Intensive Care Medicine

, Volume 27, Issue 5, pp 859–864

Intensive Care Delirium Screening Checklist: evaluation of a new screening tool

  • N. Bergeron
  • M.-J. Dubois
  • M. Dumont
  • S. Dial
  • Y. Skrobik
Original

DOI: 10.1007/s001340100909

Cite this article as:
Bergeron, N., Dubois, M., Dumont, M. et al. Intensive Care Med (2001) 27: 859. doi:10.1007/s001340100909

Abstract

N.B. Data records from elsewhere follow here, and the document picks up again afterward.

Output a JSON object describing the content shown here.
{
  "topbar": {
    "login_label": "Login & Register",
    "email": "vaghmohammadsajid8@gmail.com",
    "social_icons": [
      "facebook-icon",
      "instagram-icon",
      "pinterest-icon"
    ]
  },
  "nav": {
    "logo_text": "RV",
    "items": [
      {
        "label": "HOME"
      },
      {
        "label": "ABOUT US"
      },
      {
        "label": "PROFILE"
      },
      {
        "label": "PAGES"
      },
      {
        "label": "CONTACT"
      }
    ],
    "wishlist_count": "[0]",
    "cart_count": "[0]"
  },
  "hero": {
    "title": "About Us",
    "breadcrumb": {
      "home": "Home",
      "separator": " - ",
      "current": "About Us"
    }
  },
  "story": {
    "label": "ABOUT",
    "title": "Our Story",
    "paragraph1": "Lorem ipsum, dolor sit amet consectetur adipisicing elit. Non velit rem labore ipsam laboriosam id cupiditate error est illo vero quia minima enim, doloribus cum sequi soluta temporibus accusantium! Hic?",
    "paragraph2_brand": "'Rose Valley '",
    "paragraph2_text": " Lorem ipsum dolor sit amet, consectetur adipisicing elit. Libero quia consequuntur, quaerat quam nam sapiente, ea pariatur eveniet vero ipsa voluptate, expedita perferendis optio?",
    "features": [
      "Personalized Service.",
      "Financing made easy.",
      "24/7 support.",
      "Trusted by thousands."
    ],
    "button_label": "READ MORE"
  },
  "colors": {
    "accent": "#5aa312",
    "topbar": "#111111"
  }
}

Objective: Delirium in the intensive care unit is poorly defined. Clinical evaluation is difficult in the setting of unstable, often intubated patients. A screening tool may improve the detection of delirium. Method: We created a screening checklist of eight items based on DSM criteria and features of delirium: altered level of consciousness, inattention, disorientation, hallucination or delusion, psychomotor agitation or retardation, inappropriate mood or speech, sleep/wake cycle disturbance, and symptom fluctuation. During 3 months, all patients admitted to a busy medical/surgical intensive care unit were evaluated, and the scale score was compared to a psychiatric evaluation. Results: In 93 patients studied, 15 developed delirium. Fourteen (93%) of them had a score of 4 points or more. This score was also present in 15 (19%) of patients without delirium, 14 of whom had a known psychiatric illness, dementia, a structural neurological abnormality or encephalopathy. A ROC analysis was used to determine the sensitivity and specificity of the screening tool. The area under the ROC curve is 0.9017. Predicted sensitivity is 99% and specificity is 64%. Conclusion: This study suggests that the Intensive Care Delirium Screening Checklist can easily be applied by a clinician or a nurse in a busy critical care setting to screen all patients even when communication is compromised. The tool can be utilized quickly and helps to identify delirious patients. Earlier diagnosis may lead to earlier intervention and better patient care.

Delirium Intensive care unit Screening Detection Checklist Rating scale

Copyright information

© Springer-Verlag 2001

Authors and Affiliations

  • N. Bergeron
    • 1
  • M.-J. Dubois
    • 2
  • M. Dumont
    • 3
  • S. Dial
    • 4
  • Y. Skrobik
    • 5
  1. 1.Department of Psychiatry, Université de Montréal, Hôpital Maisonneuve-Rosemont, Montréal, Québec, CanadaCanada
  2. 2.Division of Critical Care, Université de Montréal, Hôpital Maisonneuve-Rosemont, Montréal, Québec, CanadaCanada
  3. 3.COREV, affiliated with Université de Montréal, Hôpital Maisonneuve-Rosemont, Montréal, Québec, CanadaCanada
  4. 4.Critical Care and Respirology, McGill University, Montréal, Québec, CanadaCanada
  5. 5.Critical Care, Université de Montréal, Hôpital Maisonneuve-Rosemont, 5415 Boulevard de l'Assomption, Montréal, Québec, Canada H1T 2M4Canada